The casino parking decks in both Cleveland and Cincinnati were constructed with union-only PLAs. Both parking decks partially collapsed during construction. Is that what they mean by “quality”?
Truth be told, union and merit-shop apprenticeship programs are both certified and supervised by the U.S. Department of Labor, and more than 85 percent of all commercial construction in Ohio is done by merit shops (nonunion contractors). Project-labor agreements are a thinly veiled ploy used by elected officials to steer public-works contracts to their union allies. When they do, 85 percent of all contractors are effectively barred from bidding. This reduces the number of bidders and drives up cost.
The taxpayers lose by spending more and getting less. The city of Lorain recently recognized this to be the case. It repealed its project-labor-agreement ordinance because officials learned from three years of experience that PLAs drove up costs while dramatically reducing the amount of local bidders winning the bids.
How long, and how much of the taxpayers money, will it take for the Franklin County commissioners to learn the same lesson?
As mentioned in both the Dispatch’s coverage and Hacker’s editorial, this is not the first time Franklin County officials have tried to institute a PLA mandate. In 2006, county officials attempted to mandate a PLA on the $55 million Huntington Park project. County officials ultimately dropped the government-mandated PLA in 2007 in the face of mounting public pressure and work on the project was performed by merit shop and union contractors working side by side.
Additionally, the Franklin County Council attempted to institute a PLA mandate on $110 million courthouse project in 2006. The proposed mandate was tabled after only months of consideration due in large part to the ABC Central Ohio Chapter’s efforts to educate the public on the negative impact of wasteful and discriminatory PLA mandates.
These are not the only instances where merit shop contractors in Ohio were forced to confront PLA mandates. As we have chronicled on this blog, the Ohio School Facilities Commission (OSFC) aggressively promoted PLA mandates to local school districts during the Strickland administration. The tactics used by Richard Murray, head of the OSFC during the Strickland administration, were so unprofessional and over the top that he was rebuked in a scathing report by the Ohio Inspector General and numerous media outlets criticized his behavior and/or called for his resignation. Murray resigned just prior to Gov. Kasich’s inauguration. The OSFC, under new leaders appointed by Kasich, banned government-mandated PLAs on projects that receive OSFC funds.

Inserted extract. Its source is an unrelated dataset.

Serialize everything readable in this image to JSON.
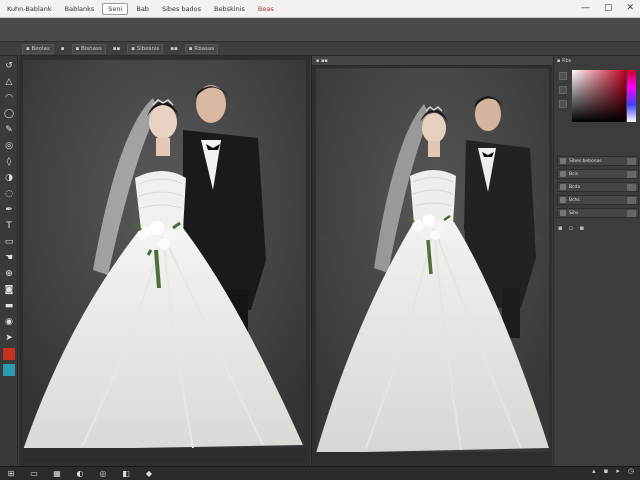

There is no question that Ohio residents don’t like government-mandated PLAs, and the Ohio construction industry doesn’t need them to build projects on-time and on-budget. Here at TheTruthAboutPLAs.com, we strongly encourage the Franklin County Council to remove the PLA mandate from the Hall of Justice renovation project.
Learn more about the history of PLA mandate in Ohio from our earlier posts.